Why is it, when you have friends or family over, that everyone gravitates toward the kitchen?
It’s where quality time is had, it’s the warmest place in the house for conversation, it smells great, it’s where the tasty food lives.
Adults recognize it as a wonderful spot for family time, but the dangers that lurk in utensil drawers and behind hot oven doors cannot be ignored.
If we want to enjoy family time in our kitchens, we must teach our kids how to stay safe in them. But how?
Always Reiterate What’s Off Limits
Certain obvious facets of the kitchen should always remain off limits to kids – the knife drawers, the stove and oven, for example. Don’t just assume that your children know what not to do based on one command; assume the opposite.
Often times kids’ curiosity trumps any chance of reasoning in their brains, so being a constant reminder to them is always helpful in preventing injury.

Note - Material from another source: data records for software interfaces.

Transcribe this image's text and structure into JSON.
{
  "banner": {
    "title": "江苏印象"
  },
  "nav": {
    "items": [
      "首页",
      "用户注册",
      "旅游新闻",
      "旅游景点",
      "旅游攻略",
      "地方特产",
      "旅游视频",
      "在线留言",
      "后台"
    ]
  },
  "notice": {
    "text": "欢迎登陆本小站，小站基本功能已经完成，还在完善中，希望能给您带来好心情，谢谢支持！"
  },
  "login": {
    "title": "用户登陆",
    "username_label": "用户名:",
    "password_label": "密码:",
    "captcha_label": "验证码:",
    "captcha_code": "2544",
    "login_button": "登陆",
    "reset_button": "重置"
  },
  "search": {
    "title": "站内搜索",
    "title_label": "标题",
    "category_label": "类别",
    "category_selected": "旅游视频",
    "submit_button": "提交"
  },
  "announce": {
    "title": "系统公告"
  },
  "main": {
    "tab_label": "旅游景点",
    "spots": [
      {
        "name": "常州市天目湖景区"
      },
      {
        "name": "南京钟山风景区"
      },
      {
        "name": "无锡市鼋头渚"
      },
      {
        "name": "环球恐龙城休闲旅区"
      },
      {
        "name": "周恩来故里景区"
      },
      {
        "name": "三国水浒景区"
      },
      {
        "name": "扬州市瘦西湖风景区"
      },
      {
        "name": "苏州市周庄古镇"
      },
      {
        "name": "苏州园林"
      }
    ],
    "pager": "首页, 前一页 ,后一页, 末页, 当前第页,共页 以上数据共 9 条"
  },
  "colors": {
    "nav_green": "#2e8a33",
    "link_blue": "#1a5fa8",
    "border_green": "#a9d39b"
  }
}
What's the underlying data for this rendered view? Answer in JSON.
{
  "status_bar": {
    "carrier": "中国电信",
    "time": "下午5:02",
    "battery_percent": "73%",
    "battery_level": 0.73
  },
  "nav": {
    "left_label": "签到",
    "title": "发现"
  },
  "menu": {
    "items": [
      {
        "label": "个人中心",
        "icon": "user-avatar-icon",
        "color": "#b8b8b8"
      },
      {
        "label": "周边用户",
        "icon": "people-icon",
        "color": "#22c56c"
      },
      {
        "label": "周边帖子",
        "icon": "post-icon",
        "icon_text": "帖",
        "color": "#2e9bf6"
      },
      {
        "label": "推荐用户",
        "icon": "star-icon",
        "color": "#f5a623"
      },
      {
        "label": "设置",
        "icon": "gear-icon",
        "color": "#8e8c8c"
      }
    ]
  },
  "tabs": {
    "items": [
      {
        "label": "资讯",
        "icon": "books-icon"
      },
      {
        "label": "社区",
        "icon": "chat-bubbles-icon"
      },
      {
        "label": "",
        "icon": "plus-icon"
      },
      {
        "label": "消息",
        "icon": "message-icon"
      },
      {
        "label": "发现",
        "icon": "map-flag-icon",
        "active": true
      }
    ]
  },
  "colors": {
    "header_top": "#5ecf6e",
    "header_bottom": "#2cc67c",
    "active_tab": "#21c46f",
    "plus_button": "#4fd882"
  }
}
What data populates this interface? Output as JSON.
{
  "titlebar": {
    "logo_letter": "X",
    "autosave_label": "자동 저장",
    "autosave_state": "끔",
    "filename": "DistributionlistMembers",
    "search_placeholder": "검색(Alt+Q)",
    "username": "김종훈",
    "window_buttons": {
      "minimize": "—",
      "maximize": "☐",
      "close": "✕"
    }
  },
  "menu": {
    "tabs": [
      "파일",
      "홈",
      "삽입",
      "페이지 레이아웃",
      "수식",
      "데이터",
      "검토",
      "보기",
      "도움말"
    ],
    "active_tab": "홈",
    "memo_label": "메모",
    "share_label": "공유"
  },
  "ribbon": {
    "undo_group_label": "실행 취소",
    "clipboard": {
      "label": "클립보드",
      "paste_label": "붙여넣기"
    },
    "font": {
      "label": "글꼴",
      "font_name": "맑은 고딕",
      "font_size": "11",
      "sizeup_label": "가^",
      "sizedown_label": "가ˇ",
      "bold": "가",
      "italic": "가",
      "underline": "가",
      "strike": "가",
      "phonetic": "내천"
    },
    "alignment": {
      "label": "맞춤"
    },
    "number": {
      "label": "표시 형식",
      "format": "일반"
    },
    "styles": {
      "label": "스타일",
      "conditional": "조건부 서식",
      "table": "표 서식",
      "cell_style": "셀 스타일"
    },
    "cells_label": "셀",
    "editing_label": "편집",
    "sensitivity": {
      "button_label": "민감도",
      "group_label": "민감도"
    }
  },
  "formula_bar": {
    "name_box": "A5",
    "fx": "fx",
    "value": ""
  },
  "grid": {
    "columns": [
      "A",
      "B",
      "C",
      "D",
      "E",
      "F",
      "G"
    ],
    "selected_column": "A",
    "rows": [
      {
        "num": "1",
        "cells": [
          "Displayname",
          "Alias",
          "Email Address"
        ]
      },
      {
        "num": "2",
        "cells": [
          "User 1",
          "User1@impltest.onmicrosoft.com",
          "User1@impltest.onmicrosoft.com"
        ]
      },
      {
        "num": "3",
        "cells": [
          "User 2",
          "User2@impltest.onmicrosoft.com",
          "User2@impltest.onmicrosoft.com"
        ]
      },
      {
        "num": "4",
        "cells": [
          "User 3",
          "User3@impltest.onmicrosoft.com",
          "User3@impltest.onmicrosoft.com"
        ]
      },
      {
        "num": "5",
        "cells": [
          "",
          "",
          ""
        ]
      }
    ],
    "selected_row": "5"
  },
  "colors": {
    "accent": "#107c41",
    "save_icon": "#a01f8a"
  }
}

Take it even further, if you like: have pictures posted on the fridge of the objects they should not touch. Be straight forward with them about why, and discuss punishment that will come if they disobey. It’s not about rules, it’s about their safety.
Give Them Certain Age Appropriate Jobs to Do
Inevitably, they’ll want to be in the kitchen with you, “helping”. Don’t turn that opportunity down! You want and need to spend time with your kids, and helping you in the kitchen will be great for them as far as quality time goes.
Not only that, but you never know what seeds might be planted in their minds… they may grow up to love cooking because you invested that time with them early on.
Think out important jobs for them to take on when you are cooking. Maybe your 7 year old can rinse and dry the lettuce for you, and your 11 year old can measure out ingredients.
You want to cultivate any interest appropriately, while teaching them right along the way.
Talk to Them About What You’re Doing
Accidents happen in the kitchen sometimes because of a simple lack of expertise or skill.
Teach your children the correct ways to do things – chop onions, clean knives, slice apples – so that your words are always engrained in their minds when they’re old enough to do it on their own.
Just get in the habit of explaining things, like, “I’m peeling the apple with the knife moving away from me, because if it slips, it won’t cut my hand or fingers”.
Use Every Opportunity to Teach Them a Lesson
Unfortunately, many lessons just aren’t learned until they’re learned the hard way. Fortunately, small accidents are more frequent than big ones.
Take every opportunity to reiterate the rules, especially after accidents. For example, a small cut on the hand because your teen was peeling the apple the opposite way that you taught her… explain to her that’s why you taught her differently, and that it could have been much worse.
If you invest the time and wisdom into your children when they’re with you in the kitchen, and you explain to them the “why’s” behind kitchen safety, they’ll pick up plenty along the way to keep them out of harms way.